(Extracted data entries)
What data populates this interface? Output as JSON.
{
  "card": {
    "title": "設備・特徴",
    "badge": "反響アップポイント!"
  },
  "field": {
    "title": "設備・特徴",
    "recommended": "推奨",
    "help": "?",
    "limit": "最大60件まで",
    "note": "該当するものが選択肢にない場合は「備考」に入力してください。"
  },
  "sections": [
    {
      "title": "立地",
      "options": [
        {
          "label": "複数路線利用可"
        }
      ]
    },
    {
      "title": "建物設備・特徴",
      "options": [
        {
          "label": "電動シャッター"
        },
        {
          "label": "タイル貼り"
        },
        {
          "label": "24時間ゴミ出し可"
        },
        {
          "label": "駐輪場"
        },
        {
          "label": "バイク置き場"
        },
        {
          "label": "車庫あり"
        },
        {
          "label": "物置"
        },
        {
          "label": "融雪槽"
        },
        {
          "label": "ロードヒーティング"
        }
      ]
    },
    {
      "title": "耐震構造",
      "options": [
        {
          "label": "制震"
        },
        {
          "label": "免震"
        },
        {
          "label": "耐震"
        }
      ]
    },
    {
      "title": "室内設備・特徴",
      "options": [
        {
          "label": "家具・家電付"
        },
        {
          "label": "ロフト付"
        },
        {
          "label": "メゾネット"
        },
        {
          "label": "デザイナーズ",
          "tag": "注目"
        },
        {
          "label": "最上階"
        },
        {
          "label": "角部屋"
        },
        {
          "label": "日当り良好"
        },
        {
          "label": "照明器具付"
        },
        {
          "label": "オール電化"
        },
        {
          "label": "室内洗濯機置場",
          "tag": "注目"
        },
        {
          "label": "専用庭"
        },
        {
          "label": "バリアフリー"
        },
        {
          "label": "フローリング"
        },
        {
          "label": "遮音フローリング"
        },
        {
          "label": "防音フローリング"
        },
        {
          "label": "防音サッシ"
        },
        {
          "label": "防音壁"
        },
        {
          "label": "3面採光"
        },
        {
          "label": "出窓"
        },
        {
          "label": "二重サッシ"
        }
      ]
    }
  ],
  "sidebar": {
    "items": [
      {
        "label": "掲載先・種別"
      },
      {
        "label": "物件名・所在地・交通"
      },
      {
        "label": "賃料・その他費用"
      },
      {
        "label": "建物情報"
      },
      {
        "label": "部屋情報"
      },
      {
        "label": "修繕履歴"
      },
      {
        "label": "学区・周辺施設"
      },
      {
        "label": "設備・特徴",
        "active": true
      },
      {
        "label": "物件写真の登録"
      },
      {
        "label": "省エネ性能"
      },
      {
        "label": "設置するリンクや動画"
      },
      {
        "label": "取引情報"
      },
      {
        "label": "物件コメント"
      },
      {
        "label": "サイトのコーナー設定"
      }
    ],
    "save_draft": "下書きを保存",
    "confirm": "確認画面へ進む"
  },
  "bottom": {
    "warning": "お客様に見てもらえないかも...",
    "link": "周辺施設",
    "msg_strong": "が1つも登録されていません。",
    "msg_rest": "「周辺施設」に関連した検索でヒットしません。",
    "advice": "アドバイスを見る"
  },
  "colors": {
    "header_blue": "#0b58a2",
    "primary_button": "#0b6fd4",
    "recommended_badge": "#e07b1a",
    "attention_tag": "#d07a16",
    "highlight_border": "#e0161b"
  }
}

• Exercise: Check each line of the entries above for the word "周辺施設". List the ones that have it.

• Exercise output:
        "label": "学区・周辺施設"
    "link": "周辺施設",
    "msg_rest": "「周辺施設」に関連した検索でヒットしません。",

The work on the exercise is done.